Reading books is so injurious to the mind. I am thinking of you and of many other great intellects. That is the problem, how to get what is in a book out of it without reading it. A good but dangerous way is to live with it. Buy it and leave it on a table and talk about it. Then in three months write about it.

The venerable literary journal Revue des Deux Mondes aroused a complaint several present-day periodicals would do well to heed:

There’s nothing like the stupidity of a magazine when it goes in for being dull. It gets its readers trained, you see, to expect a certain type of dullness and then it deepens and blackens and adds laudanum and lead and everyone gets to needing more laudanum and more lead—and at last the thing becomes a mystery to the outsider—like the bottom of the deepest parts of the sea—darkness and the waving of seaweed.

As for magazines, so too for magazine writers of a certain ilk:

Harry Sedgwick is too affected and dilettante. He says he puts on this style to please The Atlantic—but how ignoble, besides being false. He ought to train himself for six years writing “The cow has four legs—I see a man,” to get back to some healthy directness. What has he said about Montaigne that we all didn’t know? It’s unmanly to go simpering through fourteen mortal pages….

All was not condemnation, however—when he wanted to encourage or praise an aspiring young author, nobody could be more steadfast and enthusiastic than Jack Chapman. He did not praise his friends uncritically, but he believed in their works with a simple sincerity the writers themselves sometimes lacked, and he was happy to share it with them:

I will read [your book] lying down, leaning on a sun dial, over a dying fire, with toast and muffins, in church, at the races, after Goethe, before Hobbes. I will conceal it under a copy of Thomas Aquinas and then peep into it as if I were a monk and it were stolen sweets.

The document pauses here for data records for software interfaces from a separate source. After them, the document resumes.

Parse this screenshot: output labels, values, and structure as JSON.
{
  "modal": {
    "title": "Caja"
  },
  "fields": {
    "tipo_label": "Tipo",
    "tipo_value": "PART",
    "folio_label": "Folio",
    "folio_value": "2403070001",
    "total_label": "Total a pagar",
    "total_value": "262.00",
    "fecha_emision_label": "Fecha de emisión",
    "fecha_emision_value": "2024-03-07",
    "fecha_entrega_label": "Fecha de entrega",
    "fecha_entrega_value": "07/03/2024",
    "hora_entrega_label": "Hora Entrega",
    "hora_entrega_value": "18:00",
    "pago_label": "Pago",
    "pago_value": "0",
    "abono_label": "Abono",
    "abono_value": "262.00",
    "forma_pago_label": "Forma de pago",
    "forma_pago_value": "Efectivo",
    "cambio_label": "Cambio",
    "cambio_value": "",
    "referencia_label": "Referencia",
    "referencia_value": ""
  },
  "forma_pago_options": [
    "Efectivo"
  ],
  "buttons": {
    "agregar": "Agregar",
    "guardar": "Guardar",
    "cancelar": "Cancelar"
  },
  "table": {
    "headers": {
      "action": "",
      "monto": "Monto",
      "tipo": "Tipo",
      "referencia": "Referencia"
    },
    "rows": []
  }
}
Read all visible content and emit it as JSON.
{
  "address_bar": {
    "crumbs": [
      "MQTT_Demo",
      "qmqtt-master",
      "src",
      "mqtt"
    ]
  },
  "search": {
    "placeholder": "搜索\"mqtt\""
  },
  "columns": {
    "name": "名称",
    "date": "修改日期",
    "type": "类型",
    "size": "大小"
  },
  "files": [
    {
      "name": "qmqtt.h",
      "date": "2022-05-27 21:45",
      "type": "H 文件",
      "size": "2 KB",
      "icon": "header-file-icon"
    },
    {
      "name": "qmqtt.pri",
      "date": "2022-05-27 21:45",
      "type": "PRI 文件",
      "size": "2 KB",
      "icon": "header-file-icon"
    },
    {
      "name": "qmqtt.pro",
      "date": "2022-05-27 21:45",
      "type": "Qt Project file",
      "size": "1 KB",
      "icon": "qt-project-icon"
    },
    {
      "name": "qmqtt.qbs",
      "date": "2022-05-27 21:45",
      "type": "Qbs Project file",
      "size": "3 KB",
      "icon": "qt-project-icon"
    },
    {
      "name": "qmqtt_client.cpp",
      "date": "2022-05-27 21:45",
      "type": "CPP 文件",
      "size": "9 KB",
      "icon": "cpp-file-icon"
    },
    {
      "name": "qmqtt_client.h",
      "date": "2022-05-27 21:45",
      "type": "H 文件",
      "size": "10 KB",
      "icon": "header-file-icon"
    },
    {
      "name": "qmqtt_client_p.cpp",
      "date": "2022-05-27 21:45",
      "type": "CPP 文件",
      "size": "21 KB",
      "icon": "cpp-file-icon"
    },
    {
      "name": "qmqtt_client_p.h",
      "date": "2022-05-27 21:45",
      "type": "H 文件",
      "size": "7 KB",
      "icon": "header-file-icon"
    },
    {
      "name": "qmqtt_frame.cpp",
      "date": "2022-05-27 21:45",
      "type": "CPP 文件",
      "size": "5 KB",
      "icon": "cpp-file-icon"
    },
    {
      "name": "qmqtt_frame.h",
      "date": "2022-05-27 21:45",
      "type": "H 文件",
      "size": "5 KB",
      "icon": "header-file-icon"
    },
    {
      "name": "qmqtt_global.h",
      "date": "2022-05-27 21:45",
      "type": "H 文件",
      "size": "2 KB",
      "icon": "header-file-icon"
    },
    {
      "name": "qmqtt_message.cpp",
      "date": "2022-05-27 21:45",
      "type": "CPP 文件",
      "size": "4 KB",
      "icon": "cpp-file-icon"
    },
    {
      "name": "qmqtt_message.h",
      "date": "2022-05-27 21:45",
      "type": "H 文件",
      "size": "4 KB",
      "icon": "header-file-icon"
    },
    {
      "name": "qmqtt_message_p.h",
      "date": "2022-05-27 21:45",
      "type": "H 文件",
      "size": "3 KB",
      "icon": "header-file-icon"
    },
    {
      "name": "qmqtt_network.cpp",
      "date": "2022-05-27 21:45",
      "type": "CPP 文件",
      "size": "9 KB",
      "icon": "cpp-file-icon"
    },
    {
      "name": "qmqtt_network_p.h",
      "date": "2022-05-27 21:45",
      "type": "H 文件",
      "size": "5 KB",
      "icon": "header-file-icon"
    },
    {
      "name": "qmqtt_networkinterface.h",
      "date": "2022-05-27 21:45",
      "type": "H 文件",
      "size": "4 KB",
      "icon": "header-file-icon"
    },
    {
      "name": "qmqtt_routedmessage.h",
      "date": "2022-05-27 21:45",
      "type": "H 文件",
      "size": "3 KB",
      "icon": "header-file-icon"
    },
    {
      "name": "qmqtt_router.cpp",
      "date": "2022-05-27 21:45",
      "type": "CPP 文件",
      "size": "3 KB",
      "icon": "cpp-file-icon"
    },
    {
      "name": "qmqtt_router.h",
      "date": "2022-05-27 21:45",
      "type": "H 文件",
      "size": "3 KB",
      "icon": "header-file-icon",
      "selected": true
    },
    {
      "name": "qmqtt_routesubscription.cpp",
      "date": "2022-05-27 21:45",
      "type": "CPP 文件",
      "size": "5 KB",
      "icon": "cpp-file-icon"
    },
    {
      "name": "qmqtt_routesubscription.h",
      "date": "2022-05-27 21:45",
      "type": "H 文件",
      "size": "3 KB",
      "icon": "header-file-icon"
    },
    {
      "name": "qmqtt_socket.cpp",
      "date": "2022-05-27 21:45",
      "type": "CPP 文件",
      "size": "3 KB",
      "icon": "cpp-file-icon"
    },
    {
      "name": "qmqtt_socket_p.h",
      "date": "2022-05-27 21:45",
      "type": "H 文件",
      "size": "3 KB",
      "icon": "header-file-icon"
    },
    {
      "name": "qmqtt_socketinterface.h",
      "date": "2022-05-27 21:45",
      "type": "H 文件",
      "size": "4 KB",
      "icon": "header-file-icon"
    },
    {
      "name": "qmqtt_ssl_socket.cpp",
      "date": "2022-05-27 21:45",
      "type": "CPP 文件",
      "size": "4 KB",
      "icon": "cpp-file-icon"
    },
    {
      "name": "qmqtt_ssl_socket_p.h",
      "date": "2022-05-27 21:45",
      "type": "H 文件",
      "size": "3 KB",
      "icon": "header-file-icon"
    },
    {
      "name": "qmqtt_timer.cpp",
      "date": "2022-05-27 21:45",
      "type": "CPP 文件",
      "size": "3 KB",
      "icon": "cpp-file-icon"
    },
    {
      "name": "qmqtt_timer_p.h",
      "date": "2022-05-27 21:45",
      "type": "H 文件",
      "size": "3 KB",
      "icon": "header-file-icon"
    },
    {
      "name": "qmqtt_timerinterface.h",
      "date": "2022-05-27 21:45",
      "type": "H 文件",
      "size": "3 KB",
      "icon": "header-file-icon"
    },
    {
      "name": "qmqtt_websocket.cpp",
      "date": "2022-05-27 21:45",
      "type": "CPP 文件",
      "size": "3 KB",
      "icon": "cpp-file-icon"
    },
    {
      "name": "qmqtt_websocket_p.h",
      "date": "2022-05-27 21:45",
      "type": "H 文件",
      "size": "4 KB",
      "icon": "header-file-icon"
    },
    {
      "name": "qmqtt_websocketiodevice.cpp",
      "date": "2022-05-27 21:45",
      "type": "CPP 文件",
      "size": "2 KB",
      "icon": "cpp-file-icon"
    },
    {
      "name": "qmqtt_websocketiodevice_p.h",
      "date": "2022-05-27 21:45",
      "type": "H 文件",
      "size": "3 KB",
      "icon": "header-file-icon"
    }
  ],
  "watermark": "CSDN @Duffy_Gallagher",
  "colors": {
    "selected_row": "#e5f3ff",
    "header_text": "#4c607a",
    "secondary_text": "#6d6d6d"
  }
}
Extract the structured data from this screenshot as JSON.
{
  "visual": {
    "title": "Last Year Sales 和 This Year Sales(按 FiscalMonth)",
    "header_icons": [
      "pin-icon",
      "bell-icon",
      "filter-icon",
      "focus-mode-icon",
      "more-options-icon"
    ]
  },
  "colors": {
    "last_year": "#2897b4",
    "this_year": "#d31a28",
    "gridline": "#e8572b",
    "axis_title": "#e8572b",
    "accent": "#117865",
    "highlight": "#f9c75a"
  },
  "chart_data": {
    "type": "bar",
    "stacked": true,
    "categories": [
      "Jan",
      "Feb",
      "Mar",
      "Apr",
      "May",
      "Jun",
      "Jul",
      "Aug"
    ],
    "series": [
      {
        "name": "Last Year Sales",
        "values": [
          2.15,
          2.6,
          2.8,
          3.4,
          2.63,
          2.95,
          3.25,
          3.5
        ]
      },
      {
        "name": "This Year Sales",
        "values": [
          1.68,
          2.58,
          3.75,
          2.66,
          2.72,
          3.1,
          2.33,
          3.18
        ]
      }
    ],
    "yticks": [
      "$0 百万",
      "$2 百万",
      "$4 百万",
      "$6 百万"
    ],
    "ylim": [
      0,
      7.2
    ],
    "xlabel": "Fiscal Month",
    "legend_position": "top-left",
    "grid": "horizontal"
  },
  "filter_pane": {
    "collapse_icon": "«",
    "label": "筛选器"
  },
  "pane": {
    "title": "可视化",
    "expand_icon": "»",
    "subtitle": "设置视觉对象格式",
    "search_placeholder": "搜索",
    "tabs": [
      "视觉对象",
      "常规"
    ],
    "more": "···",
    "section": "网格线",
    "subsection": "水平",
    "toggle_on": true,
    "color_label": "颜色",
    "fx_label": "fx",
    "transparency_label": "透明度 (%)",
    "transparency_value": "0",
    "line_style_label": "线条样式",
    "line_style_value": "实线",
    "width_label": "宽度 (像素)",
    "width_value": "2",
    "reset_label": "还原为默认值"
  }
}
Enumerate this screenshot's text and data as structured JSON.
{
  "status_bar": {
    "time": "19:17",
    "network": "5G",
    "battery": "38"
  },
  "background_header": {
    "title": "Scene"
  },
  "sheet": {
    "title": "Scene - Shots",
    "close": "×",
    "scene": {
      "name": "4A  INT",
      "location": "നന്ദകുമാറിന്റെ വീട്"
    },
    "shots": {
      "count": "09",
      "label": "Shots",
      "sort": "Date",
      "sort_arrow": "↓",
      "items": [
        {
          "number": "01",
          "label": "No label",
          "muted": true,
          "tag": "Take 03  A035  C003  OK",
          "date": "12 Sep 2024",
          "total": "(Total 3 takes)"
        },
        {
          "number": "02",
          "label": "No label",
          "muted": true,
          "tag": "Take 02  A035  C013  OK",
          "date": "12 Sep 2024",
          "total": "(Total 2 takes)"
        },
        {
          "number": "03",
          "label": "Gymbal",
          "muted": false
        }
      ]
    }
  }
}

And so the torrent, pouring forth every day in clear and playful English, French, and Italian, to recipients all over the world. Chapman continued to write up to the very end of his life, when in old age his final illness came swiftly and painlessly upon him. In brief delirium his mind cast back to the image of himself as a boy at Harvard, hopelessly striving to achieve in music what his pen would later achieve in prose, the old man pleading on his death bed, “I want to play on the open strings.”

This Jack Chapman did, and the scandal is that he is so little remembered for it. To his contemporaries and friends, such a desuetude would have been unthinkable, an impossible fate for a man who once wrote to a friend:

It is utter nonsense, this greater passion and little passion—this upper clef and lower clef. All life is nothing but passion. From the great passion of love to the regard for a passing stranger is all one diapason, and in the same chord.

____
Steve Donoghue briefly served as an advisor for President Franklin Pierce before resigning in protest when Pierce came out in favor of the Kansas-Nebraska Act. He retreated to a log-cabin fastness in the White Mountains, where he currently hosts the literary blog Stevereads